Personally, I can often glance over this part of the Lord’s Prayer and pray it as an act of “lip service”. I have never had a time where I have been without the daily essentials. When I was a student or interning, There have been times where the comforts were reduced or finances were tighter. However, I knew that one phone call or message to my parents would alleviate this pressure. I wasn’t alone in having to support myself. Did I ever truly trust God or seek God for the extra provision? I would love to be able to say yes. Unfortunately, my first port of call was the bank of mum and dad.

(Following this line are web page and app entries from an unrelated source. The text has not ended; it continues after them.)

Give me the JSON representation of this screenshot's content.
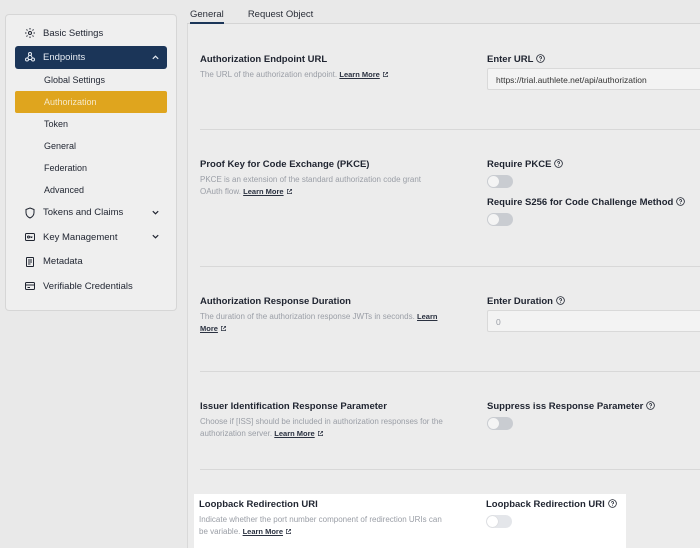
{
  "sidebar": {
    "items": [
      {
        "label": "Basic Settings",
        "icon": "gear-icon"
      },
      {
        "label": "Endpoints",
        "icon": "webhook-icon",
        "expanded": true,
        "children": [
          "Global Settings",
          "Authorization",
          "Token",
          "General",
          "Federation",
          "Advanced"
        ],
        "selected_child": "Authorization"
      },
      {
        "label": "Tokens and Claims",
        "icon": "shield-icon"
      },
      {
        "label": "Key Management",
        "icon": "key-icon"
      },
      {
        "label": "Metadata",
        "icon": "document-icon"
      },
      {
        "label": "Verifiable Credentials",
        "icon": "credential-card-icon"
      }
    ]
  },
  "tabs": [
    "General",
    "Request Object"
  ],
  "active_tab": "General",
  "learn_more": "Learn More",
  "sections": {
    "auth_endpoint": {
      "title": "Authorization Endpoint URL",
      "desc": "The URL of the authorization endpoint.",
      "field_label": "Enter URL",
      "value": "https://trial.authlete.net/api/authorization"
    },
    "pkce": {
      "title": "Proof Key for Code Exchange (PKCE)",
      "desc": "PKCE is an extension of the standard authorization code grant OAuth flow.",
      "field_label_1": "Require PKCE",
      "field_label_2": "Require S256 for Code Challenge Method"
    },
    "duration": {
      "title": "Authorization Response Duration",
      "desc": "The duration of the authorization response JWTs in seconds.",
      "field_label": "Enter Duration",
      "value": "0"
    },
    "iss": {
      "title": "Issuer Identification Response Parameter",
      "desc": "Choose if [ISS] should be included in authorization responses for the authorization server.",
      "field_label": "Suppress iss Response Parameter"
    },
    "loopback": {
      "title": "Loopback Redirection URI",
      "desc": "Indicate whether the port number component of redirection URIs can be variable.",
      "field_label": "Loopback Redirection URI"
    }
  },
  "colors": {
    "nav_active": "#1b3558",
    "sub_selected": "#dfa51e"
  }
}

In the Old Testament, during the Exodus, they literally had to trust God for their daily bread. Without God’s provision, they had nothing. In a world where most of us are fortunate enough to have provision for the next day, and usually multiple days, how do we seek and trust God for the provision of our daily bread?
We often lose sight of the things we have in our lives or how we came to receive them. The food and provision we have come as a result of the pay from the jobs we have. The jobs we have come as a result of the skills we have. The skills we have come from the creator God who made each of us the way we are giving us our gifts and talents. If we trace it back, our daily provision comes from God. I encourage that we remember this each time we pray ‘Give us today our daily bread.’

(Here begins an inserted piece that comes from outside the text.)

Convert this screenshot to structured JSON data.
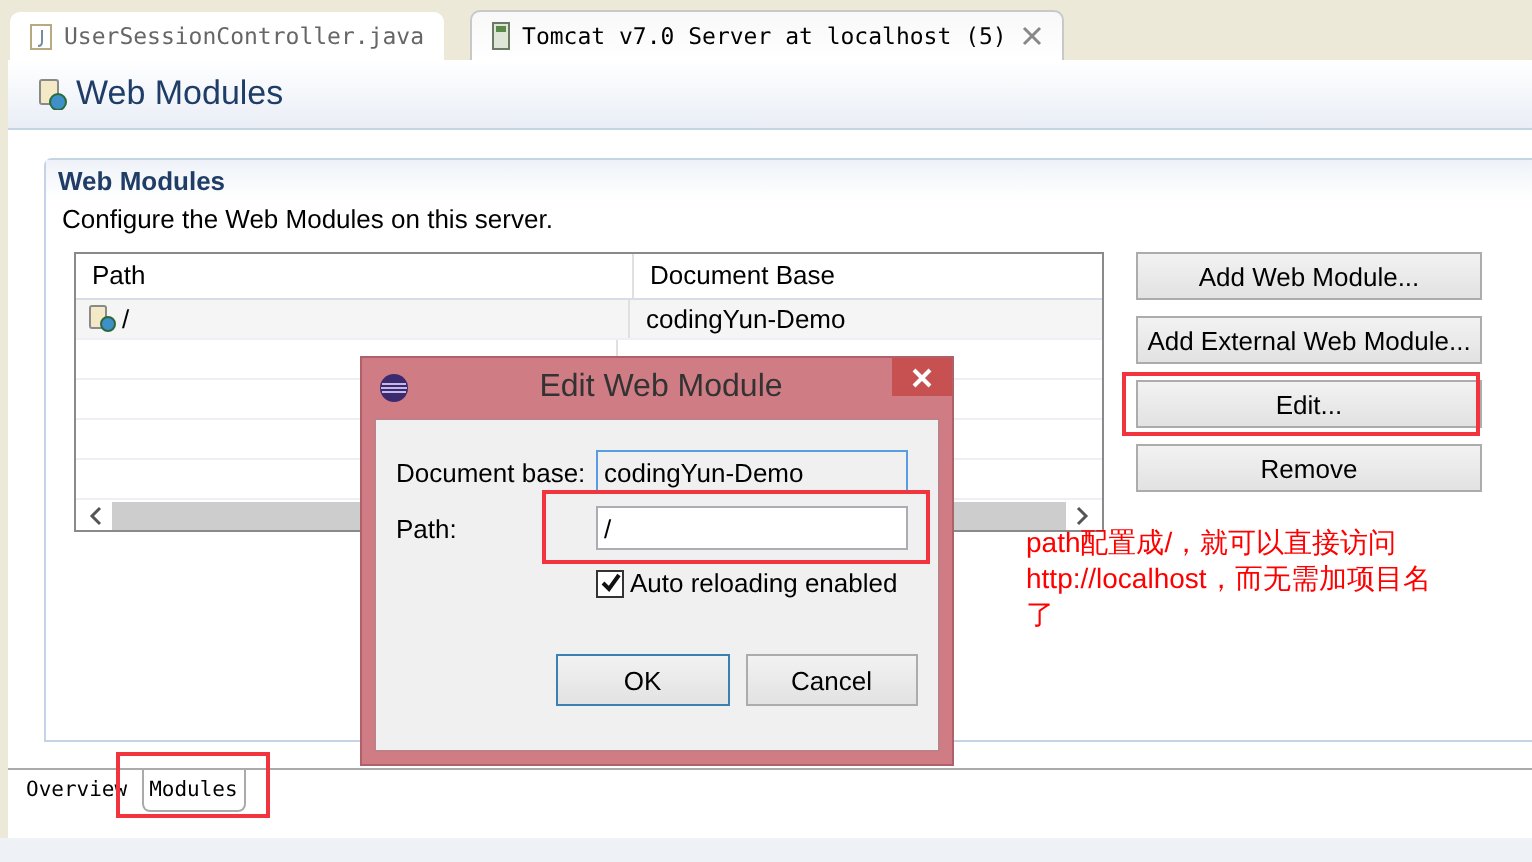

Forgive our sins as we forgive others
How difficult do you find it to forgive others? How difficult do you find it to receive forgiveness?
Personally, forgiveness is one of the hardest parts of the Lord’s Prayer to accept and to enact. I am prepared to admit that there are times when I hold grudges. This is not always because I want to but often because I don’t always know how to let go and to forgive. However, sometimes, I can actually find it harder to receive forgiveness than to be the one to forgive. I wonder if you can relate to this?
When it comes to God’s relationship with us, one of the hardest things for us to accept can be forgiveness. We know we have wronged God. We can often feel like we can and should do better. God’s forgiveness, however, is not dependent upon what we do to earn it. This can be difficult to accept.
Does this mean God only forgives us if and when we forgive those who have done wrong by us? I don’t believe that is the case. When we forgive others we see the best in them and we try to see that whatever happened has happened and it is time to move on and let go of the hurt. When you next pray this part of the Lord’s Prayer, I would encourage you to think of it as praying that God will forgive you and see the best in you regardless of anything you may have done. I encourage us to see praying this as asking for God’s help in unconditionally forgiving anyone we may need to forgive because God has forgiven us.
Do not bring us to a time of trial
How many of us have heard the age old question: ‘Why does God allow suffering?’
Here in the Lord’s prayer we ask God not to lead us into the time of trial. Trials, by their very nature, are difficult and we all seek to avoid them. Unfortunately, as much as we all might try, we cannot always avoid times of trial in our lives. When we pray here, we petition God that the times of trial are not brought about by God leading us into them.
There is an important distinction we all need to remember, something being permissible by someone does not mean it is caused by them. For suffering, for example, just because suffering happens does not mean God allows or permits it. Suffering is not caused by God but God will use the trial for our learning development and as a time for us to be dependent upon God. Other Gospels, which have longer versions of the Lord’s Prayer, go on to petition that we be delivered from the evil one (Matthew 6:13). This part of the prayer, I believe, is to help remind us regularly God doesn’t lead us into the trials but that God will deliver us from the evil one who does lead us into trials and temptations.
As we face the week ahead, I would like to challenge us all to commit to praying the Lord’s prayer daily. As we do, let us pause on each phrase and take the time to allow God to speak to us, enlightening us on what it means to us.